## Exercise objective
If a line in the listing includes the word "storage", copy it out.

** Opening Supplied data block **

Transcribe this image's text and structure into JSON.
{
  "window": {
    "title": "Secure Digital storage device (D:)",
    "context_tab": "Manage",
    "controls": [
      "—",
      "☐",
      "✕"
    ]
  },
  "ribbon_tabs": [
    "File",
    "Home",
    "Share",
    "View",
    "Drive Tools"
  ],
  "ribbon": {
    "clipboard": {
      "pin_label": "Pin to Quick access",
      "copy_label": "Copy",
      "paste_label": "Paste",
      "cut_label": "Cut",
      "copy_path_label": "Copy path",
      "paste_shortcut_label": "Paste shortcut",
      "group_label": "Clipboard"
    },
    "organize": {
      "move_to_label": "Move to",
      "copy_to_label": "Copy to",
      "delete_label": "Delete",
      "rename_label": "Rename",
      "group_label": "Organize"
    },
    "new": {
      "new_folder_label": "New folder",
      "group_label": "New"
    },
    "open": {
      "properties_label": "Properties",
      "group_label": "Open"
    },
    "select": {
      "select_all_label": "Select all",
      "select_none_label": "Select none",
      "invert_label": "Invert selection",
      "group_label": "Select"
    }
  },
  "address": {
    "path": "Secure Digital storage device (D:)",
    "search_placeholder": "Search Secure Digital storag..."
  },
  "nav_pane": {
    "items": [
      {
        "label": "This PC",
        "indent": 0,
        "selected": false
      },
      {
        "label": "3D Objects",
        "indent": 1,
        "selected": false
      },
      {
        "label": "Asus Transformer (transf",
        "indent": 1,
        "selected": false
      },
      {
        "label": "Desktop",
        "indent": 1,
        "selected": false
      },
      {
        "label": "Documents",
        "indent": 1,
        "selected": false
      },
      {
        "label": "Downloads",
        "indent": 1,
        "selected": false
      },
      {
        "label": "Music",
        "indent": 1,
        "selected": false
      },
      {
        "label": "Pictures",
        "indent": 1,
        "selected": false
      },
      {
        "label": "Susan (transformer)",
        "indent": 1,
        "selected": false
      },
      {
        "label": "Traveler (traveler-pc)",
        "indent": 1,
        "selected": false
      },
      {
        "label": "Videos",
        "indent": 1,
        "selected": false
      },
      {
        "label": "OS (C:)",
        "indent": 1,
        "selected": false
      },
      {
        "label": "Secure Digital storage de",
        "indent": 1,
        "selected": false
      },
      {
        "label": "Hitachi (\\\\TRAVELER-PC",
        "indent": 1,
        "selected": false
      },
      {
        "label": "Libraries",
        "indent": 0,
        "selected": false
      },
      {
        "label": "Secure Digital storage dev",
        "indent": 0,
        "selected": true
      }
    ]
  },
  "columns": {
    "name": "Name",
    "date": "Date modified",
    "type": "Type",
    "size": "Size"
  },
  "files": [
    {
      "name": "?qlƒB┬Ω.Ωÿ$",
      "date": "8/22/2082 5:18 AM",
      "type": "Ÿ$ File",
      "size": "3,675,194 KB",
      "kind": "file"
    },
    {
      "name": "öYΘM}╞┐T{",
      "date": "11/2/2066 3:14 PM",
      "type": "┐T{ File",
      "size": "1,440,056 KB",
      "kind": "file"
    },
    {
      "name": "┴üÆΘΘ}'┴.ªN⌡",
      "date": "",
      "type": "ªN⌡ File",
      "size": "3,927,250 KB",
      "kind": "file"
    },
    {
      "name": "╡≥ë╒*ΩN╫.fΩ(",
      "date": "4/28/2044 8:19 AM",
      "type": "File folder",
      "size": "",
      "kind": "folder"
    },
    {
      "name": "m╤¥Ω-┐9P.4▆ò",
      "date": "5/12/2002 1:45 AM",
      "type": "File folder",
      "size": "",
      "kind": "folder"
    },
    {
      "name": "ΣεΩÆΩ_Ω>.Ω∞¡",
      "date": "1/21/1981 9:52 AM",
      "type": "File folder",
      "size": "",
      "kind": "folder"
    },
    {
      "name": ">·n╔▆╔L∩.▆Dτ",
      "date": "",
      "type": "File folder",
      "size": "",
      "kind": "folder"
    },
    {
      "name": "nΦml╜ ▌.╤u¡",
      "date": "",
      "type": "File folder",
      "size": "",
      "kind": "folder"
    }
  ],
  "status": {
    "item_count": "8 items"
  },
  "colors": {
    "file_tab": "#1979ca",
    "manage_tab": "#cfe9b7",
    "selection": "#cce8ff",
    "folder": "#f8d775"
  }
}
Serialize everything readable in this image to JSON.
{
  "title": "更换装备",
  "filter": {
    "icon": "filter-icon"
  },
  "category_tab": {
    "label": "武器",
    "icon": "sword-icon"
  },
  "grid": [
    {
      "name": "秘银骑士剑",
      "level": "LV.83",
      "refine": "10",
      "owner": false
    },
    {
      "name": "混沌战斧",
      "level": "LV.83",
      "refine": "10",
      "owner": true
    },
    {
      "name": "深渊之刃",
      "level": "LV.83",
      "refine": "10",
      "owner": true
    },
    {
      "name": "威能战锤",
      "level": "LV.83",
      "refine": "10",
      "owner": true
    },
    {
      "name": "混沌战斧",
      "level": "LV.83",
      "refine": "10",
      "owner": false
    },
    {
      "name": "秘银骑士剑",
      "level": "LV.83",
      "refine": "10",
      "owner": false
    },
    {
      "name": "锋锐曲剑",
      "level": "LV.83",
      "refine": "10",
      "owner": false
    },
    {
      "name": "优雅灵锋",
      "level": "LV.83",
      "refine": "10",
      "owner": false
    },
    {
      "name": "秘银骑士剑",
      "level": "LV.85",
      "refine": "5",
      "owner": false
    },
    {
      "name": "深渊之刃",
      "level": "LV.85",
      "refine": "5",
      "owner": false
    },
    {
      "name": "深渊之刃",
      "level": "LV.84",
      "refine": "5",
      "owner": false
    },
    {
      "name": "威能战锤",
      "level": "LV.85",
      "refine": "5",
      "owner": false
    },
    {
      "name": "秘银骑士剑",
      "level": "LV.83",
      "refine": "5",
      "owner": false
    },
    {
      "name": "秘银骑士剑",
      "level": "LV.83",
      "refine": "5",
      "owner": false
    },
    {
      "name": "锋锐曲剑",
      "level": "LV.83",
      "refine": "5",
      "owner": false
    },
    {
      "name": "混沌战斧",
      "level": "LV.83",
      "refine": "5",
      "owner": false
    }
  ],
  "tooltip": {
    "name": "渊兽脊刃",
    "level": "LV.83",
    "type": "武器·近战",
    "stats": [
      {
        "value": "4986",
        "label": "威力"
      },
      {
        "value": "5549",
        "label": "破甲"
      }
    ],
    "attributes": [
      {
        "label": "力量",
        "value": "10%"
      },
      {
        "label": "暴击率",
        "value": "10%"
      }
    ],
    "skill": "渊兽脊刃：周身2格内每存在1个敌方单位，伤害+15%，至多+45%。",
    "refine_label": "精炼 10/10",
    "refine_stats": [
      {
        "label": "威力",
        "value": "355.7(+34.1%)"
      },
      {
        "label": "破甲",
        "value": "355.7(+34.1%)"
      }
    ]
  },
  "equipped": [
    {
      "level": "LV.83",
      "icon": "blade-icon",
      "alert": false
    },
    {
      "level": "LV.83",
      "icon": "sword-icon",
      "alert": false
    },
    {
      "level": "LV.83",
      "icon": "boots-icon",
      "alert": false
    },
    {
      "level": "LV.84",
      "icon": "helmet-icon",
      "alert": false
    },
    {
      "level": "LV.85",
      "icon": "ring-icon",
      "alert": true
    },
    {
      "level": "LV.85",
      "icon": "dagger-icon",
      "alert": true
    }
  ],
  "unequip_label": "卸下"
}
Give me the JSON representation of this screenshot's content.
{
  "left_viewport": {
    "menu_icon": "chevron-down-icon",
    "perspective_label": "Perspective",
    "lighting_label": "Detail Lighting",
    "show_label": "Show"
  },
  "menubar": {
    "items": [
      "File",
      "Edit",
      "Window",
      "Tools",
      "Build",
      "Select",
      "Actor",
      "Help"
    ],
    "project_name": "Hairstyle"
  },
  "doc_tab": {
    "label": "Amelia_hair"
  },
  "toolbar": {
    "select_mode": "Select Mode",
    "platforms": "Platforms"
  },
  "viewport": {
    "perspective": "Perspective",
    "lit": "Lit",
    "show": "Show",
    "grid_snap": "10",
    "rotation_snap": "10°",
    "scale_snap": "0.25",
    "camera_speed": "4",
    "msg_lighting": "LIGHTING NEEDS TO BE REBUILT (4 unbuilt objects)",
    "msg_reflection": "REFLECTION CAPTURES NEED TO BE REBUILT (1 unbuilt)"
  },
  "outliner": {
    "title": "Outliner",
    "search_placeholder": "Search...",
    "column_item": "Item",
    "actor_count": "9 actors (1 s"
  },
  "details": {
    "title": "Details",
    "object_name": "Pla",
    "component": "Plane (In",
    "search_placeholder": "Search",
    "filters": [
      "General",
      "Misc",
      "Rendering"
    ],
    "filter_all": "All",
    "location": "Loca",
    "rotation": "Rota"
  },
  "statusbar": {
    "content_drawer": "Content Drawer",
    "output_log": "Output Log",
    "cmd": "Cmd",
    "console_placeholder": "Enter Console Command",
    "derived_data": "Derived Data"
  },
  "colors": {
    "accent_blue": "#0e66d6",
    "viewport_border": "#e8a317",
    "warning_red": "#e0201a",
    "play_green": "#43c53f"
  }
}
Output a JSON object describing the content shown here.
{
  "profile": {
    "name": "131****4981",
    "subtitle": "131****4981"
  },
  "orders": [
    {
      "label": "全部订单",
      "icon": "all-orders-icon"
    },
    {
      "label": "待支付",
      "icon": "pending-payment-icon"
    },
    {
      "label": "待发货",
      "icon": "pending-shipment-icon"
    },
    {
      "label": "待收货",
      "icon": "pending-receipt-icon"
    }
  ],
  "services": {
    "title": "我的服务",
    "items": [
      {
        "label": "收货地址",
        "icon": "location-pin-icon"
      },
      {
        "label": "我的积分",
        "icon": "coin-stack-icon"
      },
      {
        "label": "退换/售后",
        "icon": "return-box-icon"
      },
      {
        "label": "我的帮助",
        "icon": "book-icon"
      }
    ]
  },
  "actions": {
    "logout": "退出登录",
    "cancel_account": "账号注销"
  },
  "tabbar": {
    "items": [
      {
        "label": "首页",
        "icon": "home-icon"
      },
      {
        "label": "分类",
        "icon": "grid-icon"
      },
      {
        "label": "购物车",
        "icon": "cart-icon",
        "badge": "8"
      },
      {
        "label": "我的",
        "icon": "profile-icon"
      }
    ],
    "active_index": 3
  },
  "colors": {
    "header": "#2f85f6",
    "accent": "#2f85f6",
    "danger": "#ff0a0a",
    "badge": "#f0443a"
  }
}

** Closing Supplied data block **

## Answer space
    "title": "Secure Digital storage device (D:)",
    "path": "Secure Digital storage device (D:)",
        "label": "Secure Digital storage de",
        "label": "Secure Digital storage dev",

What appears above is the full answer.